with sunset hair and ocean eyes.
I think I may have danced for princes
using my bare feet, my silk scarves and satin palms
to cast a spell, to grant their wishes.
I think I may have died at sea,
some sort of poignant drowning
in a storm before a calm—
water water everywhere with no indication
that I burned, although I may have smoldered,
smoked, and started fires—some details
are no longer clear, some memories appear
as prayers, surprising meditations,
languages spoken in another land.
I think I might have been a sorceress,
a siren with a velvet voice,
sunning on a rock, seducing sailors,
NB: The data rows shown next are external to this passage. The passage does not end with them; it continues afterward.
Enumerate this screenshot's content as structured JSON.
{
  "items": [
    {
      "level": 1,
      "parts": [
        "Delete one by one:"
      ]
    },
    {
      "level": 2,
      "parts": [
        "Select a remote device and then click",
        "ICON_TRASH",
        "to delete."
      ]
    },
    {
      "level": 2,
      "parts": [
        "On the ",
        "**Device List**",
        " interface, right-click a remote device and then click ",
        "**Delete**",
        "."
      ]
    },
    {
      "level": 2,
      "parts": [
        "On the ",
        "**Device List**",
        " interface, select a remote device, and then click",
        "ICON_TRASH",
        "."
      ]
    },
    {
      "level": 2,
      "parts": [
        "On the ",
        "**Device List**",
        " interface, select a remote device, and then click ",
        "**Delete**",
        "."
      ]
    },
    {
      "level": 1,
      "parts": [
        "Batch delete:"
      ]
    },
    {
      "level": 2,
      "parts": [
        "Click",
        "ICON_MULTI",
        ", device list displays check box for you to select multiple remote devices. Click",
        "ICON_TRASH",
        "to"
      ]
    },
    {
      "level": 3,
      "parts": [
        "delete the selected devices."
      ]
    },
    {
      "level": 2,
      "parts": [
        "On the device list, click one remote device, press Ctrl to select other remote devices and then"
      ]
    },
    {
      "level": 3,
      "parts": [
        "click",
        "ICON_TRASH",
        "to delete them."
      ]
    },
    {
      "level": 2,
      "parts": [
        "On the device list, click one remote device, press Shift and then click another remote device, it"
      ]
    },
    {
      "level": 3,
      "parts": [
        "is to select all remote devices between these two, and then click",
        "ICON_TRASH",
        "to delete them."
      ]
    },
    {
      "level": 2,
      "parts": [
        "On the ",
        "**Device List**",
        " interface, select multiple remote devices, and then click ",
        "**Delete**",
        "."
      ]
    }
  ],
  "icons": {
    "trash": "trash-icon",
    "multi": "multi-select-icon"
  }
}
pirates, kings, explorers . . .
answering their questions, offering them a choice
to dance or dream, to rule or serve.
I must have seemed a goddess in those lights,
an angel in the afternoon, a nymph at night.
I must have taken many down
without a single cut or bruise.
They must have all been willing—
fathers, sons, only brothers—to abandon
wives and quests and kingdoms for the sound
of my sweet singing, plaintive, pure.
I must have been their muse
and there must have been a reason
or a premonition ringing in our ancient ears,
a rationale for all that dying.
This compassion for the wounded
must surely ripple from a stone
skipped long ago across a lake.
I must have loved to give them joy
and then to take their hands in mine
and lead them, man and boy,
to islands somewhere off the map,
to gardens they would grow to love
but never find the strength to leave.
I must have married through the ages—
knights and pawns, priests and mages,
switching names, surviving losses,
waiting centuries to grieve.